> _Problem to work on_:
Scan the entries line by line and return those with "title".
*** Data to examine ***
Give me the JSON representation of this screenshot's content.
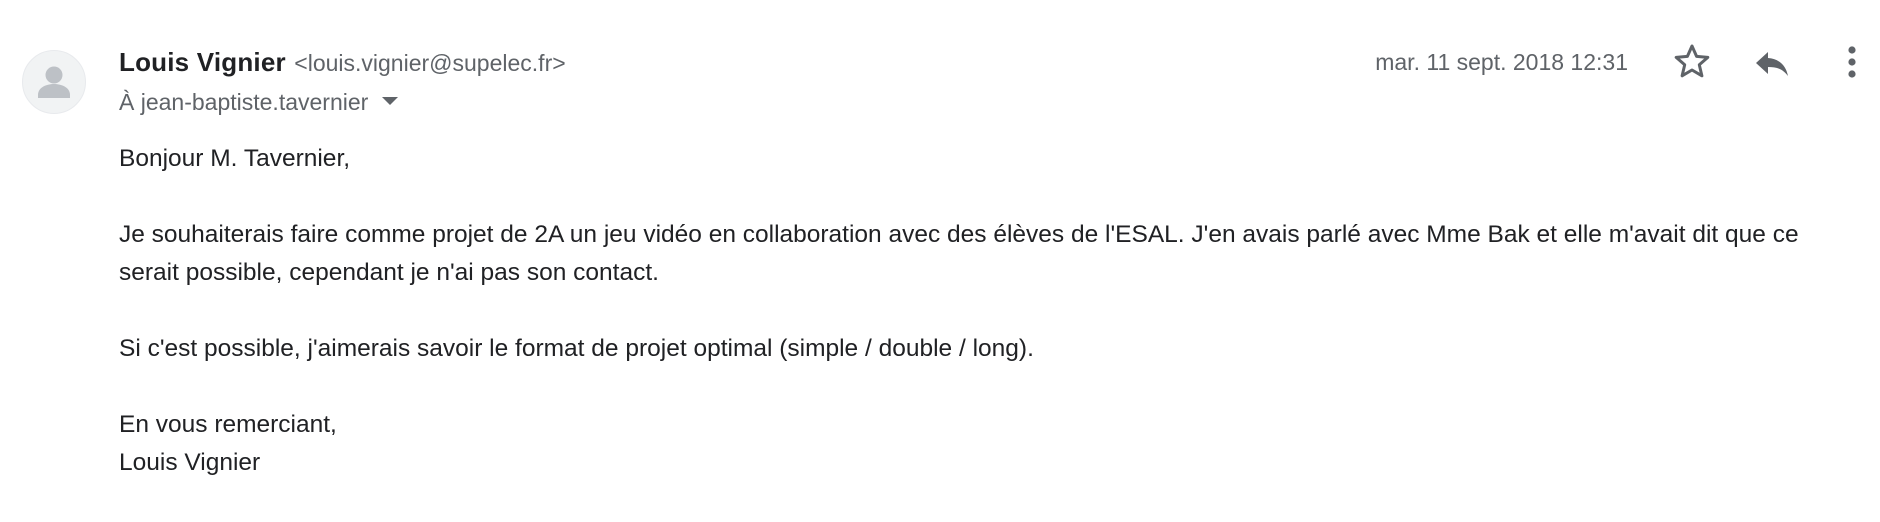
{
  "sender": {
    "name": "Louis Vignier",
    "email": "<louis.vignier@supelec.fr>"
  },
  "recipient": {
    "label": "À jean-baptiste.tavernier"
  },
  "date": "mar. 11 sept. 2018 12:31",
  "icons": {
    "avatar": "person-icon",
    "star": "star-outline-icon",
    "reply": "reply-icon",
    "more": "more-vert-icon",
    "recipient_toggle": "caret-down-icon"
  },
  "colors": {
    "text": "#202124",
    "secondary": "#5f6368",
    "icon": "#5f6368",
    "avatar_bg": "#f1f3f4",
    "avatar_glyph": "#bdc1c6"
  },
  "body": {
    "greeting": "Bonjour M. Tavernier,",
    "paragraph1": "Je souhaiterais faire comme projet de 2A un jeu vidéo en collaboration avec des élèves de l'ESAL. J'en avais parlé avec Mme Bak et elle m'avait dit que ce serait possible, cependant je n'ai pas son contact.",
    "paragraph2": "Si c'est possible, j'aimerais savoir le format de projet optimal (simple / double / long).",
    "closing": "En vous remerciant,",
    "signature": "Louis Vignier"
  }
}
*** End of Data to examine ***
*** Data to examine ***
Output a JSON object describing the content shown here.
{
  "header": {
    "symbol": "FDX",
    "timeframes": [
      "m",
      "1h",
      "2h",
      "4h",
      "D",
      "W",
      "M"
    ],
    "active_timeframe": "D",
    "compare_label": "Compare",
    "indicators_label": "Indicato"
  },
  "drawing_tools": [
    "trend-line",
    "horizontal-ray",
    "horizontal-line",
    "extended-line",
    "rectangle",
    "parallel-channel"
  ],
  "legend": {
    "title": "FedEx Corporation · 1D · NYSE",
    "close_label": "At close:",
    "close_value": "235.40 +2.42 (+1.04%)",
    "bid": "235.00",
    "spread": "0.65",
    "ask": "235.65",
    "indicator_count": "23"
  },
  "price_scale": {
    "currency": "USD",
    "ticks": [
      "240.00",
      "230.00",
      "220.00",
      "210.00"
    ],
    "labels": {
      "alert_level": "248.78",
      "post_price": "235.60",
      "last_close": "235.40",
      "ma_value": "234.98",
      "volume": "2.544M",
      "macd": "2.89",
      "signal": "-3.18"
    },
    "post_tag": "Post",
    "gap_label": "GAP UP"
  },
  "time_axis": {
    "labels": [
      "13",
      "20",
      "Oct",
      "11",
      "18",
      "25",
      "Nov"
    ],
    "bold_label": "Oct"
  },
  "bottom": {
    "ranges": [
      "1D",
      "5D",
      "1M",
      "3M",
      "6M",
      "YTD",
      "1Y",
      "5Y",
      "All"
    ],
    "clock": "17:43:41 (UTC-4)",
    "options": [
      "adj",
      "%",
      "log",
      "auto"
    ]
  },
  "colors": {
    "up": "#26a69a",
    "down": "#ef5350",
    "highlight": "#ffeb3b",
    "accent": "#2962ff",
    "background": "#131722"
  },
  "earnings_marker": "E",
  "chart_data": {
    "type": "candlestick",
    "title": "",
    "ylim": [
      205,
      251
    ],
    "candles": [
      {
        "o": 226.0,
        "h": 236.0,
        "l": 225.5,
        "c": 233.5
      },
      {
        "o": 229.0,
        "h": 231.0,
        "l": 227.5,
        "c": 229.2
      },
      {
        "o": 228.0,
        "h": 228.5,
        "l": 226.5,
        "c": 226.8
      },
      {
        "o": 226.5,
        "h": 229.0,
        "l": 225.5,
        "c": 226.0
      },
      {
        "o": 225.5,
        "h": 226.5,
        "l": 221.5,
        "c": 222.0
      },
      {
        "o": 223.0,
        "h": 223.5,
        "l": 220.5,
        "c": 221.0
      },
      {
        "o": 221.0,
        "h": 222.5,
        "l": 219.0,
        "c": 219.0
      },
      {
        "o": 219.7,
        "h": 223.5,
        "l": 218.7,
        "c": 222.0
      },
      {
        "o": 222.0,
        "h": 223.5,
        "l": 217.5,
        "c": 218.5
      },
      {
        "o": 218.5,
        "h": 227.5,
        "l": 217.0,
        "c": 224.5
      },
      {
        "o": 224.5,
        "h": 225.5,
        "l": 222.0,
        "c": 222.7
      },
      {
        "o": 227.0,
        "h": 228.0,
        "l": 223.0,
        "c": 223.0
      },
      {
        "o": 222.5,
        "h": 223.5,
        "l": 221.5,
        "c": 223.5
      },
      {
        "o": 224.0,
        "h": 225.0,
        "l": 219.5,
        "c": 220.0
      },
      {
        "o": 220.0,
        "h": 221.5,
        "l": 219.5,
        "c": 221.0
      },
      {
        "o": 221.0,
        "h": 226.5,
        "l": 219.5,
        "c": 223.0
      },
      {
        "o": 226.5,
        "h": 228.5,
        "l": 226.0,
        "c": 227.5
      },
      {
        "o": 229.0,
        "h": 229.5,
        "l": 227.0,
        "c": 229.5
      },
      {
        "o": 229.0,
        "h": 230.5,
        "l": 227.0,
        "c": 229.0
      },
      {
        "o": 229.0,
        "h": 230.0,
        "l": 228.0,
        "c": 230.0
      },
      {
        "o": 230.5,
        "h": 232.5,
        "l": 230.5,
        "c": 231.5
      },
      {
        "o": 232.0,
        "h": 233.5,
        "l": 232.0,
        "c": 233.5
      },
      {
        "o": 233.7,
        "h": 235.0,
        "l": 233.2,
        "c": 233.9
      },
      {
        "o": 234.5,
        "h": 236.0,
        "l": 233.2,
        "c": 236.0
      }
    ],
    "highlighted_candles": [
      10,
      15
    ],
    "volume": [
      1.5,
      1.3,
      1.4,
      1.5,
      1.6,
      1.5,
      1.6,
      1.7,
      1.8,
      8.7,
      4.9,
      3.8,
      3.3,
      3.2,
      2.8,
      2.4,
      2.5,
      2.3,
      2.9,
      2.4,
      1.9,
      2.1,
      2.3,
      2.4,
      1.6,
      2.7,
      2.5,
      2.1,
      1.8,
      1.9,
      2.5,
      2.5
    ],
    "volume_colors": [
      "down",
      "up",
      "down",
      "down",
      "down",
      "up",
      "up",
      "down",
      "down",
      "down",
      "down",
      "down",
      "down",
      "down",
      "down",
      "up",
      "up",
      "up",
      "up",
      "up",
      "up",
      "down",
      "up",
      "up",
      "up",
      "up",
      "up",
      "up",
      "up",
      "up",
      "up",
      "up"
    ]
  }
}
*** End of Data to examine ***
> _Expected answer_:
    "title": "FedEx Corporation · 1D · NYSE",
    "title": "",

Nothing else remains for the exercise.